The global food demands will double by 2050 as the population increases. Concurrently, climate science suggests that our agricultural production methods need to adjust to less predictable rainfall, warmer temperatures and more frequent extreme weather events. Several major research reports demonstrate that agriculture could address climate change, unemployment, urbanization, desertification, water pollution, among other environmental challenges. With these escalating challenges of food and climate change, it is in the interest of development organizations, governments, private sector, and communities to invest in agricultural practices that are adaptive to climate change; that lower or prevent associated greenhouse gas emissions; that generate income for farmers; and that ensures food security. Climate Smart Agriculture (CSA) fulfils these needs; champions the international development community. It is agriculture that sustainably increases productivity, resilience (adaptation), reduce…
The first post-viva day is a really difficult moment for PHD
candidates. You are nursing a kind of hangover as you wait to work on your
minor/major corrections or working towards the submission of your final thesis.
Today I was on the latter. Following my supervisor’s advice, I found
myself at St. Anne’s College listening to Graca Machel, now my role model
African woman, herself a human rights activist. Her Devaki Jain Inaugural
Lecture on the topic of ‘Leadership in Modern Africa: A feminist perspective’ was
exactly what a young African woman like me needed to listen to before she
Besides being the wife of two presidents (Yay!), Graca
Machel has built her career in public service and in international
organizations like the UN. She has shaped the image of African women in

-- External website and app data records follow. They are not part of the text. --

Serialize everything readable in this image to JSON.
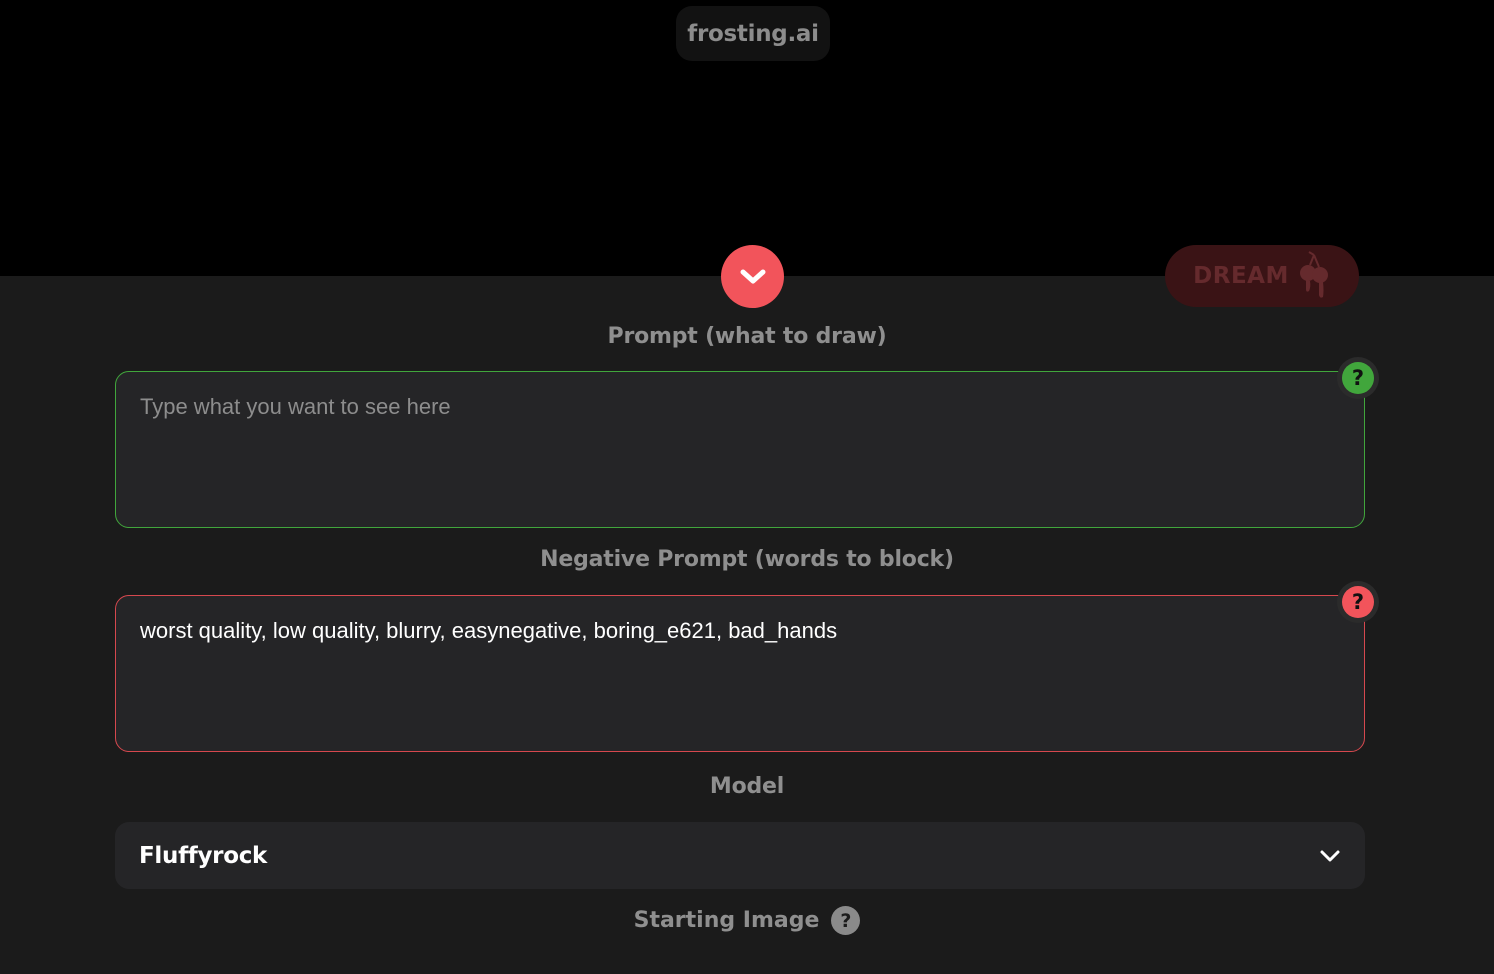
{
  "brand": {
    "name": "frosting.ai"
  },
  "actions": {
    "dream_label": "DREAM"
  },
  "prompt": {
    "label": "Prompt (what to draw)",
    "placeholder": "Type what you want to see here",
    "value": "",
    "help_symbol": "?",
    "accent_color": "#41a63c"
  },
  "negative_prompt": {
    "label": "Negative Prompt (words to block)",
    "value": "worst quality, low quality, blurry, easynegative, boring_e621, bad_hands",
    "help_symbol": "?",
    "accent_color": "#d6484e"
  },
  "model": {
    "label": "Model",
    "selected": "Fluffyrock"
  },
  "starting_image": {
    "label": "Starting Image",
    "help_symbol": "?"
  },
  "colors": {
    "brand_red": "#f2545b",
    "background_top": "#000000",
    "background_panel": "#1b1b1b"
  }
}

leadership by fervently delivering on different tasks such as her outstanding report to the UN on the impacts of armed conflicts on children, her involvement in the peace

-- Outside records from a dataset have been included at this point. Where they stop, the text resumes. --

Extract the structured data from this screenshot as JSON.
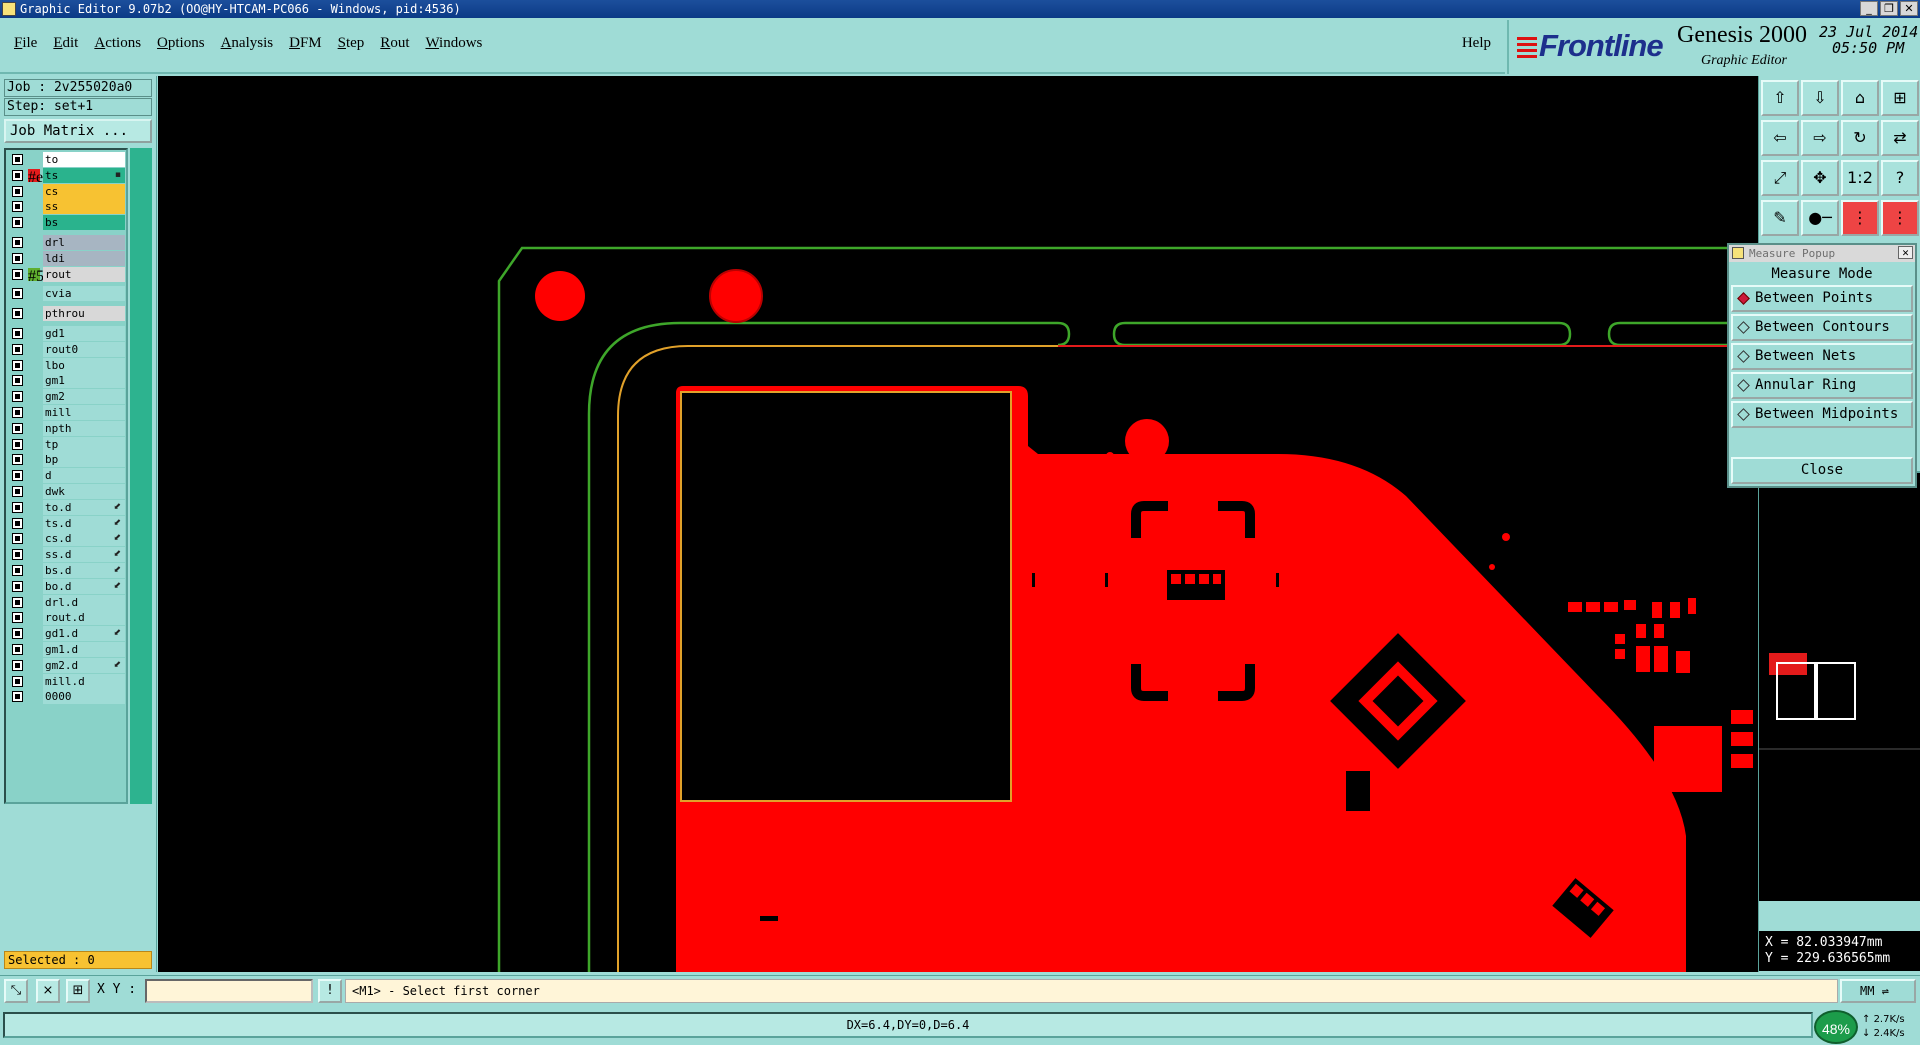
{
  "window": {
    "title": "Graphic Editor 9.07b2 (OO@HY-HTCAM-PC066 - Windows, pid:4536)",
    "controls": [
      "_",
      "❐",
      "✕"
    ]
  },
  "menu": {
    "items": [
      "File",
      "Edit",
      "Actions",
      "Options",
      "Analysis",
      "DFM",
      "Step",
      "Rout",
      "Windows"
    ],
    "help": "Help"
  },
  "brand": {
    "logo": "Frontline",
    "product": "Genesis 2000",
    "subtitle": "Graphic Editor",
    "date": "23 Jul 2014",
    "time": "05:50 PM"
  },
  "job": {
    "job_line": "Job : 2v255020a0",
    "step_line": "Step: set+1",
    "matrix_button": "Job Matrix ..."
  },
  "layers": [
    {
      "name": "to",
      "color": "#ffffff",
      "swatch": "",
      "mark": ""
    },
    {
      "name": "ts",
      "color": "#2ab38d",
      "swatch": "#e31b1b",
      "mark": "▪"
    },
    {
      "name": "cs",
      "color": "#f7c232",
      "swatch": "",
      "mark": ""
    },
    {
      "name": "ss",
      "color": "#f7c232",
      "swatch": "",
      "mark": ""
    },
    {
      "name": "bs",
      "color": "#2ab38d",
      "swatch": "",
      "mark": ""
    },
    {
      "name": "drl",
      "color": "#a7b5c2",
      "swatch": "",
      "mark": ""
    },
    {
      "name": "ldi",
      "color": "#a7b5c2",
      "swatch": "",
      "mark": ""
    },
    {
      "name": "rout",
      "color": "#d8d8d8",
      "swatch": "#5fae2e",
      "mark": ""
    },
    {
      "name": "cvia",
      "color": "#9fdcd6",
      "swatch": "",
      "mark": ""
    },
    {
      "name": "pthrou",
      "color": "#d8d8d8",
      "swatch": "",
      "mark": ""
    },
    {
      "name": "gd1",
      "color": "#9fdcd6",
      "swatch": "",
      "mark": ""
    },
    {
      "name": "rout0",
      "color": "#9fdcd6",
      "swatch": "",
      "mark": ""
    },
    {
      "name": "lbo",
      "color": "#9fdcd6",
      "swatch": "",
      "mark": ""
    },
    {
      "name": "gm1",
      "color": "#9fdcd6",
      "swatch": "",
      "mark": ""
    },
    {
      "name": "gm2",
      "color": "#9fdcd6",
      "swatch": "",
      "mark": ""
    },
    {
      "name": "mill",
      "color": "#9fdcd6",
      "swatch": "",
      "mark": ""
    },
    {
      "name": "npth",
      "color": "#9fdcd6",
      "swatch": "",
      "mark": ""
    },
    {
      "name": "tp",
      "color": "#9fdcd6",
      "swatch": "",
      "mark": ""
    },
    {
      "name": "bp",
      "color": "#9fdcd6",
      "swatch": "",
      "mark": ""
    },
    {
      "name": "d",
      "color": "#9fdcd6",
      "swatch": "",
      "mark": ""
    },
    {
      "name": "dwk",
      "color": "#9fdcd6",
      "swatch": "",
      "mark": ""
    },
    {
      "name": "to.d",
      "color": "#9fdcd6",
      "swatch": "",
      "mark": "⬋"
    },
    {
      "name": "ts.d",
      "color": "#9fdcd6",
      "swatch": "",
      "mark": "⬋"
    },
    {
      "name": "cs.d",
      "color": "#9fdcd6",
      "swatch": "",
      "mark": "⬋"
    },
    {
      "name": "ss.d",
      "color": "#9fdcd6",
      "swatch": "",
      "mark": "⬋"
    },
    {
      "name": "bs.d",
      "color": "#9fdcd6",
      "swatch": "",
      "mark": "⬋"
    },
    {
      "name": "bo.d",
      "color": "#9fdcd6",
      "swatch": "",
      "mark": "⬋"
    },
    {
      "name": "drl.d",
      "color": "#9fdcd6",
      "swatch": "",
      "mark": ""
    },
    {
      "name": "rout.d",
      "color": "#9fdcd6",
      "swatch": "",
      "mark": ""
    },
    {
      "name": "gd1.d",
      "color": "#9fdcd6",
      "swatch": "",
      "mark": "⬋"
    },
    {
      "name": "gm1.d",
      "color": "#9fdcd6",
      "swatch": "",
      "mark": ""
    },
    {
      "name": "gm2.d",
      "color": "#9fdcd6",
      "swatch": "",
      "mark": "⬋"
    },
    {
      "name": "mill.d",
      "color": "#9fdcd6",
      "swatch": "",
      "mark": ""
    },
    {
      "name": "0000",
      "color": "#9fdcd6",
      "swatch": "",
      "mark": ""
    }
  ],
  "selected": "Selected : 0",
  "tools": [
    {
      "icon": "⇧",
      "name": "tool-up-icon",
      "red": false
    },
    {
      "icon": "⇩",
      "name": "tool-down-icon",
      "red": false
    },
    {
      "icon": "⌂",
      "name": "tool-home-icon",
      "red": false
    },
    {
      "icon": "⊞",
      "name": "tool-grid-icon",
      "red": false
    },
    {
      "icon": "⇦",
      "name": "tool-left-icon",
      "red": false
    },
    {
      "icon": "⇨",
      "name": "tool-right-icon",
      "red": false
    },
    {
      "icon": "↻",
      "name": "tool-rotate-icon",
      "red": false
    },
    {
      "icon": "⇄",
      "name": "tool-swap-icon",
      "red": false
    },
    {
      "icon": "⤢",
      "name": "tool-fit-icon",
      "red": false
    },
    {
      "icon": "✥",
      "name": "tool-pan-icon",
      "red": false
    },
    {
      "icon": "1:2",
      "name": "tool-scale-icon",
      "red": false
    },
    {
      "icon": "?",
      "name": "tool-help-icon",
      "red": false
    },
    {
      "icon": "✎",
      "name": "tool-edit-icon",
      "red": false
    },
    {
      "icon": "●─",
      "name": "tool-snap-icon",
      "red": false
    },
    {
      "icon": "⋮",
      "name": "tool-layer-a-icon",
      "red": true
    },
    {
      "icon": "⋮",
      "name": "tool-layer-b-icon",
      "red": true
    }
  ],
  "measure": {
    "title": "Measure Popup",
    "mode_label": "Measure Mode",
    "options": [
      {
        "label": "Between Points",
        "selected": true
      },
      {
        "label": "Between Contours",
        "selected": false
      },
      {
        "label": "Between Nets",
        "selected": false
      },
      {
        "label": "Annular Ring",
        "selected": false
      },
      {
        "label": "Between Midpoints",
        "selected": false
      }
    ],
    "close_label": "Close",
    "close_icon": "✕"
  },
  "coords": {
    "x": "X = 82.033947mm",
    "y": "Y = 229.63656​5mm"
  },
  "command": {
    "xy_label": "X Y :",
    "xy_value": "",
    "prompt": "<M1> - Select first corner",
    "units": "MM"
  },
  "status": {
    "dx": "DX=6.4,DY=0,D=6.4",
    "perf": "48%",
    "net_up": "2.7K/s",
    "net_down": "2.4K/s"
  },
  "colors": {
    "copper": "#ff0000",
    "rout_green": "#3ea62a",
    "outline_yellow": "#e1a12a",
    "background": "#000000"
  }
}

mediation talks in Kenya in 2…
Among the things I postponed reading when I was writing my thesis was Pope Francis' encyclical letter on the care of our common home. Today, as I reviewed several proposals for an upcoming conservation congress, I was reminded of this important document that sparked controversy among the climate change scientists and environmentalists from around the world.
In my brief reading of the document, one issue has struck me which applies to most of us who believe in the creation theory. We are all situated within a cosmic framework, meaning, the creation is not just about us, but its about our stewardship. As explained in Genesis, it is about how we 'work and take care' of the creation. It's for this reason - working and caring- that Pope's 42,000 words will definitely provoke and destabilize the existing power relations of the prevailing neoliberal society. What does it really mean to be a steward of the creation who works (utilizes nature) and yet cares (conserves, pre…